* **TASK REQUIREMENTS**: Each line of the material below should be retyped precisely as it appears.

--------

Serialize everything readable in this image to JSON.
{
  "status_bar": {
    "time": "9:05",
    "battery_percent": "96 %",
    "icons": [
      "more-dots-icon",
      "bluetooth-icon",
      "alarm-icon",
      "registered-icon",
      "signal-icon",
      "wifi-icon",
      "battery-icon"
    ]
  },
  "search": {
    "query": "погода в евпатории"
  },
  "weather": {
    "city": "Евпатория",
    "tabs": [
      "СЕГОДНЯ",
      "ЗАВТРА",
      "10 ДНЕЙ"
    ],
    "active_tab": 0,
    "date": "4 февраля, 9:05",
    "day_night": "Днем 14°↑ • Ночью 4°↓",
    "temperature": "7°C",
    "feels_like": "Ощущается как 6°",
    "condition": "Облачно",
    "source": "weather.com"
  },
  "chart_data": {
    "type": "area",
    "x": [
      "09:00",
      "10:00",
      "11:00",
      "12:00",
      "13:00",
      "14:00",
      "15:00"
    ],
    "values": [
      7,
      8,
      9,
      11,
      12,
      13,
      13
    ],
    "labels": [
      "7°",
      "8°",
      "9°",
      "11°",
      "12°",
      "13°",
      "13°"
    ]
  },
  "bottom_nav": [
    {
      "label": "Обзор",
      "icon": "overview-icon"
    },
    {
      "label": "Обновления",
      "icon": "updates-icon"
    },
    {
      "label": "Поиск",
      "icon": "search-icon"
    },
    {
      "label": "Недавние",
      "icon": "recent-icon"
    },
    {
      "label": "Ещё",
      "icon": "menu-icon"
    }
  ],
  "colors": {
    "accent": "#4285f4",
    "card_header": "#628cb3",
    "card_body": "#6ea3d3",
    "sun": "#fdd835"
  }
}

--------

* **WRITTEN SOLUTION**:
Serialize everything readable in this image to JSON.
{
  "status_bar": {
    "time": "9:05",
    "battery_percent": "96 %",
    "icons": [
      "more-dots-icon",
      "bluetooth-icon",
      "alarm-icon",
      "registered-icon",
      "signal-icon",
      "wifi-icon",
      "battery-icon"
    ]
  },
  "search": {
    "query": "погода в евпатории"
  },
  "weather": {
    "city": "Евпатория",
    "tabs": [
      "СЕГОДНЯ",
      "ЗАВТРА",
      "10 ДНЕЙ"
    ],
    "active_tab": 0,
    "date": "4 февраля, 9:05",
    "day_night": "Днем 14°↑ • Ночью 4°↓",
    "temperature": "7°C",
    "feels_like": "Ощущается как 6°",
    "condition": "Облачно",
    "source": "weather.com"
  },
  "chart_data": {
    "type": "area",
    "x": [
      "09:00",
      "10:00",
      "11:00",
      "12:00",
      "13:00",
      "14:00",
      "15:00"
    ],
    "values": [
      7,
      8,
      9,
      11,
      12,
      13,
      13
    ],
    "labels": [
      "7°",
      "8°",
      "9°",
      "11°",
      "12°",
      "13°",
      "13°"
    ]
  },
  "bottom_nav": [
    {
      "label": "Обзор",
      "icon": "overview-icon"
    },
    {
      "label": "Обновления",
      "icon": "updates-icon"
    },
    {
      "label": "Поиск",
      "icon": "search-icon"
    },
    {
      "label": "Недавние",
      "icon": "recent-icon"
    },
    {
      "label": "Ещё",
      "icon": "menu-icon"
    }
  ],
  "colors": {
    "accent": "#4285f4",
    "card_header": "#628cb3",
    "card_body": "#6ea3d3",
    "sun": "#fdd835"
  }
}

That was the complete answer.